Following Steve's column that suggested the proposed downtown arena be a soccer-specific stadium, UTEP Associate Professor and local historian Dr. Max Grossman joined Sportstalk on Wednesday afternoon to discuss his alternative point of view for the stadium, while fielding phone calls and questions from listeners.

And Dr. Grossman came prepared for the interview and his first appearance on Sportstalk.

"Doesn't give me pleasure, but it's something I have to do," Grossman said regarding his fight to preserve the community of Duranguito.

In the first segment, both Steve and Dr. Grossman went back and forth between the origins of the community, discussed which neighborhood came first—Duranguito or Chihuahuita—and Dr. Grossman explained why he and his fellow supporters believe the community should be preserved.

They both discussed Proposition 2, which was passed by voters in 2012. On one hand, Steve argued that the voters knew that sports and downtown were included in the proposition, but Dr. Grossman suggested that the ballot was misleading for voters in what he called a "bait and switch" tactic.

"So many laws were broken that we find ourselves in litigation now," Dr. Grossman said.

After undergoing mediation with the city last year, Dr. Grossman felt that both sides were going to reach a compromise after the sides proposed to move the arena two blocks north, which would only eliminate two of the 14 buildings in the Duranguito area. However, Dr. Grossman explained that the mediation fell through on the city's side.

Steve then explained that seven years was too long for this project to be dragged out and that the cost is only rising, no matter what they decide to do.
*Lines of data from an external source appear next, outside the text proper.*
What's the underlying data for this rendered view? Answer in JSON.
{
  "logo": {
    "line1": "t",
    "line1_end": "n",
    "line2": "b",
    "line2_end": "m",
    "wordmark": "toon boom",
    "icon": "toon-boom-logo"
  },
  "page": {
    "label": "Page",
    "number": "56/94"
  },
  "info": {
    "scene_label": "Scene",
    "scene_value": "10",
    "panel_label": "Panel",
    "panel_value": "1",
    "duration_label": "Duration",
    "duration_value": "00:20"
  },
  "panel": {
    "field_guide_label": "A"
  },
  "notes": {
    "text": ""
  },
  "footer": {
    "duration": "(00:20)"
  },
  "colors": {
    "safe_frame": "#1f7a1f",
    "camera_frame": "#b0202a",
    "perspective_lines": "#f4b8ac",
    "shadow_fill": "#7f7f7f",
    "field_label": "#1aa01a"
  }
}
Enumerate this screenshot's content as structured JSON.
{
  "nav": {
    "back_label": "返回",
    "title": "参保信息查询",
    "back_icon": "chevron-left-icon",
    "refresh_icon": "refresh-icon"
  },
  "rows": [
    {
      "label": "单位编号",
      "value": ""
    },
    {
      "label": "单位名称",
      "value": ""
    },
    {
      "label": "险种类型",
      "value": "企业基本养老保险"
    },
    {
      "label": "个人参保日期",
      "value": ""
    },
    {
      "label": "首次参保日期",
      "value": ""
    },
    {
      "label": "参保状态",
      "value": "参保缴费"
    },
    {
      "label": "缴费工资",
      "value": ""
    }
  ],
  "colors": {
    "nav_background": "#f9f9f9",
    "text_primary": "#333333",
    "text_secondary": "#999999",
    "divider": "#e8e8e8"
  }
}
Dr. Grossman cited his main reason to continue to fight for the preservation of the community by saying, "we as a city can't afford this project." One idea was to possibly relocate the arena to another part of the city. He referenced the trolly's loss in revenue to this and opened it up to a series of questions by callers.

We fielded a wide variety of phone calls, from supporters of Dr. Grossman's movement to those that are in support of building a downtown arena. One caller restated that the ballot language did not mention downtown, therefore it should not be in the conversation. Another caller described some of the anti-arena supporters as being "bullies" to the other side. Some callers blamed the city's deliberation on the topic, while others directly blamed the anti-arena supporters for halting any progress in the arena.

Listen to the full interview here: